Content starts

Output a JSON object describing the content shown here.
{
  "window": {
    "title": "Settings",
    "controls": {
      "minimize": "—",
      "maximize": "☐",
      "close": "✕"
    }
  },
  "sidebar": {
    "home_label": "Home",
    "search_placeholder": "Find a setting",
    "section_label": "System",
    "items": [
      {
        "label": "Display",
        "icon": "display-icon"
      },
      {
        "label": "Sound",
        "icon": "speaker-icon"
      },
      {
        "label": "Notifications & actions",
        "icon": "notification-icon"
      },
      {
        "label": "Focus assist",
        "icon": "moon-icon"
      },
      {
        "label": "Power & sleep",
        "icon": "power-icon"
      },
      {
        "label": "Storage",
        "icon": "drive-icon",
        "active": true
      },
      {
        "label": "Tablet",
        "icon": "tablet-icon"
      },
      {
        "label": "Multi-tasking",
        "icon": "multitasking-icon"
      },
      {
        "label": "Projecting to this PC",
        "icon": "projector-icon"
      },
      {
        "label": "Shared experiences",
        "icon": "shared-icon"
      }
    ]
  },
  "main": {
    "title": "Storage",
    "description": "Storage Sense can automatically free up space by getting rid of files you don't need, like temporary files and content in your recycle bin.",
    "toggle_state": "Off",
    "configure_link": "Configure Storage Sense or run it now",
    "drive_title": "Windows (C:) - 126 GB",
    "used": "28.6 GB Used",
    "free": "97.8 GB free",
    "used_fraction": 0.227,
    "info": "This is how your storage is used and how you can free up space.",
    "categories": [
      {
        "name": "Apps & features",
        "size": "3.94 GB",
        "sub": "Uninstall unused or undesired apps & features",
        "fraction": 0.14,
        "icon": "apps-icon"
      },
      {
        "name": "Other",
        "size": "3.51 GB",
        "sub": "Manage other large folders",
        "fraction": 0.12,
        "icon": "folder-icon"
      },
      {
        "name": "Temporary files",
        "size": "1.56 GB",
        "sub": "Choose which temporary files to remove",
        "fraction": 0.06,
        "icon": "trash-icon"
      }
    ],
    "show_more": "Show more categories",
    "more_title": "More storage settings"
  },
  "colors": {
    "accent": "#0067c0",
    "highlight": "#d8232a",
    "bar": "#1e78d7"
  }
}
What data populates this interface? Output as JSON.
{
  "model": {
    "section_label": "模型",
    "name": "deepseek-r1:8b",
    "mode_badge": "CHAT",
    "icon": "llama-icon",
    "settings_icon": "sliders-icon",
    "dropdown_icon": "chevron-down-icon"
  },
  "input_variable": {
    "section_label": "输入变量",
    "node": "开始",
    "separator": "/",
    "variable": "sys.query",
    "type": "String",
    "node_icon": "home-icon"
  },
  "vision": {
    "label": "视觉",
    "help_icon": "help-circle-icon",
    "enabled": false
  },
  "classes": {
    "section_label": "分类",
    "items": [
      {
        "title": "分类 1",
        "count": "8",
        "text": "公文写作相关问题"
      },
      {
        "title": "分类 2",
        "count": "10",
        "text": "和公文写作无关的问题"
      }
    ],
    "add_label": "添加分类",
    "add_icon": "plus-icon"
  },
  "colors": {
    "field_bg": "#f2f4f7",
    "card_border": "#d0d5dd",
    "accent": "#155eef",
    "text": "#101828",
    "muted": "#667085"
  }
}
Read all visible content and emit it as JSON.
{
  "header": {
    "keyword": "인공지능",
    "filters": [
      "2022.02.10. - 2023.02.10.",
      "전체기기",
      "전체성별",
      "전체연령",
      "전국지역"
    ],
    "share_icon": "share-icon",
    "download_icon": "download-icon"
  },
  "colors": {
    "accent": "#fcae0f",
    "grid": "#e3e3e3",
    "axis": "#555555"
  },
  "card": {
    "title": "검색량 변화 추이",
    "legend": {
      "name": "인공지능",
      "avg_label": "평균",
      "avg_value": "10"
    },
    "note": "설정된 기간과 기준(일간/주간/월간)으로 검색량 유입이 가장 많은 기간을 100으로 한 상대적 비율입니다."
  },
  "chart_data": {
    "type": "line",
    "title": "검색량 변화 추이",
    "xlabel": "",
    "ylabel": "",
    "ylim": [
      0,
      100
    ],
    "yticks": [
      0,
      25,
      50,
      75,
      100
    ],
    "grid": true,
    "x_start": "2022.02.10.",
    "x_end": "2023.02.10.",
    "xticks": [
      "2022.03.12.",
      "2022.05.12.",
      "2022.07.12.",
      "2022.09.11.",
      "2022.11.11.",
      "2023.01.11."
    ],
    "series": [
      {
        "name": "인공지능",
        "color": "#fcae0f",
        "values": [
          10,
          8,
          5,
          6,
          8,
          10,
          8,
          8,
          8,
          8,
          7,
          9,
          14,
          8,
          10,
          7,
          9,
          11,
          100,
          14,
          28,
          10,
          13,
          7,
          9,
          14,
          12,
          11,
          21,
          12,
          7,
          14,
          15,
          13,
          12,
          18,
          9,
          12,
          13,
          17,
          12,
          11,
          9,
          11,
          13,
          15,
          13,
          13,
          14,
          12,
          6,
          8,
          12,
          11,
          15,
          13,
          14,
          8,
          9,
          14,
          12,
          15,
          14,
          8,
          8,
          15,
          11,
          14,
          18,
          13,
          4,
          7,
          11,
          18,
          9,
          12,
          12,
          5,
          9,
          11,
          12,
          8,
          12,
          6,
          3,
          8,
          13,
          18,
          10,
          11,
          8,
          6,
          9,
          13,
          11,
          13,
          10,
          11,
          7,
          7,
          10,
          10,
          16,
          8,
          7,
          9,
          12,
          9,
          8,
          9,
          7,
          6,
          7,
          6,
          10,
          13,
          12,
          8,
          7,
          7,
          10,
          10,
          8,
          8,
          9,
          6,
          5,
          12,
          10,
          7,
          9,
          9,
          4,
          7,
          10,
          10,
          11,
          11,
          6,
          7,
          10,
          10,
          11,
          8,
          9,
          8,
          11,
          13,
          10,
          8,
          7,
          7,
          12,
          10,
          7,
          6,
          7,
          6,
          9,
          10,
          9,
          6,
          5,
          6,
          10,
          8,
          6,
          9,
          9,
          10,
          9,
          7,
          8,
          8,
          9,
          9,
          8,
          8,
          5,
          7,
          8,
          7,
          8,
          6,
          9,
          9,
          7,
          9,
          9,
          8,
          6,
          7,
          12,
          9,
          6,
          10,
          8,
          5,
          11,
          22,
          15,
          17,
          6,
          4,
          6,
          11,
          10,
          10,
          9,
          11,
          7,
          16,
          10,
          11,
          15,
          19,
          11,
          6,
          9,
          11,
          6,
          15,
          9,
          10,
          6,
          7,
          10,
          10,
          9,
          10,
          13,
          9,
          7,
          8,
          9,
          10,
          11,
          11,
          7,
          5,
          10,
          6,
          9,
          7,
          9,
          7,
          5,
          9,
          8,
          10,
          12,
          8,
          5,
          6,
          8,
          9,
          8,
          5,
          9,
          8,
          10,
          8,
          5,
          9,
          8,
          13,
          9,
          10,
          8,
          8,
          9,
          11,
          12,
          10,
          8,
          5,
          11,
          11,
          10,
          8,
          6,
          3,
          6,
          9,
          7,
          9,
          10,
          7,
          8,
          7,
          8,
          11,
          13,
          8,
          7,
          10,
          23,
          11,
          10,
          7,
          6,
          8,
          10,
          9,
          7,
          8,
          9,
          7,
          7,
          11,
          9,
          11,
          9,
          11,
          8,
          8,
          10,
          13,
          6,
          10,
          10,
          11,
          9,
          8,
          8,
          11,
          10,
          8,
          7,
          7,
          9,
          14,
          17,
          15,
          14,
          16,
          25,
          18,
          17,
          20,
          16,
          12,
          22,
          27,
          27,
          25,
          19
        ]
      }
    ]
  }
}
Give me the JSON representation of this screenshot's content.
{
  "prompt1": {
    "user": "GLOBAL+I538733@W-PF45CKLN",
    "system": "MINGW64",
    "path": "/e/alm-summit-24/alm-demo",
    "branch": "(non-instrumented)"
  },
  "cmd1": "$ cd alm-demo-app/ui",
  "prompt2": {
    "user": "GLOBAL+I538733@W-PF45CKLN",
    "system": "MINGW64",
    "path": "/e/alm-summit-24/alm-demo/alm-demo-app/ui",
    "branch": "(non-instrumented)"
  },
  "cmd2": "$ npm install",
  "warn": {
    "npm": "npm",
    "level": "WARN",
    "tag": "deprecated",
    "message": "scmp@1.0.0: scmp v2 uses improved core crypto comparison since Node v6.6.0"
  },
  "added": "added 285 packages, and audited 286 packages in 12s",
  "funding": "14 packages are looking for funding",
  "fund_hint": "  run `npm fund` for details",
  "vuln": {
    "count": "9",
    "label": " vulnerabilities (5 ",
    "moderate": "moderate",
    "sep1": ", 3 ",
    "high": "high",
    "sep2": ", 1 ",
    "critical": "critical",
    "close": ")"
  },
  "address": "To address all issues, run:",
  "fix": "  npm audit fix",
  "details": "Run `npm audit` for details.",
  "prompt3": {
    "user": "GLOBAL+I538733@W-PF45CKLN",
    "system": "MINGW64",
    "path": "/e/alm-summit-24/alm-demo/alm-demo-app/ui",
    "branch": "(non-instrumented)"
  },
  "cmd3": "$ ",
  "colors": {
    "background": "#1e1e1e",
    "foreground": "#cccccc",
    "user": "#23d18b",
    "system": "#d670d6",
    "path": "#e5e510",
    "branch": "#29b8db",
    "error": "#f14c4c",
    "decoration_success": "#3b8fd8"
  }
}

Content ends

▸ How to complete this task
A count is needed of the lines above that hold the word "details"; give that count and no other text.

▸ Solution to this problem
2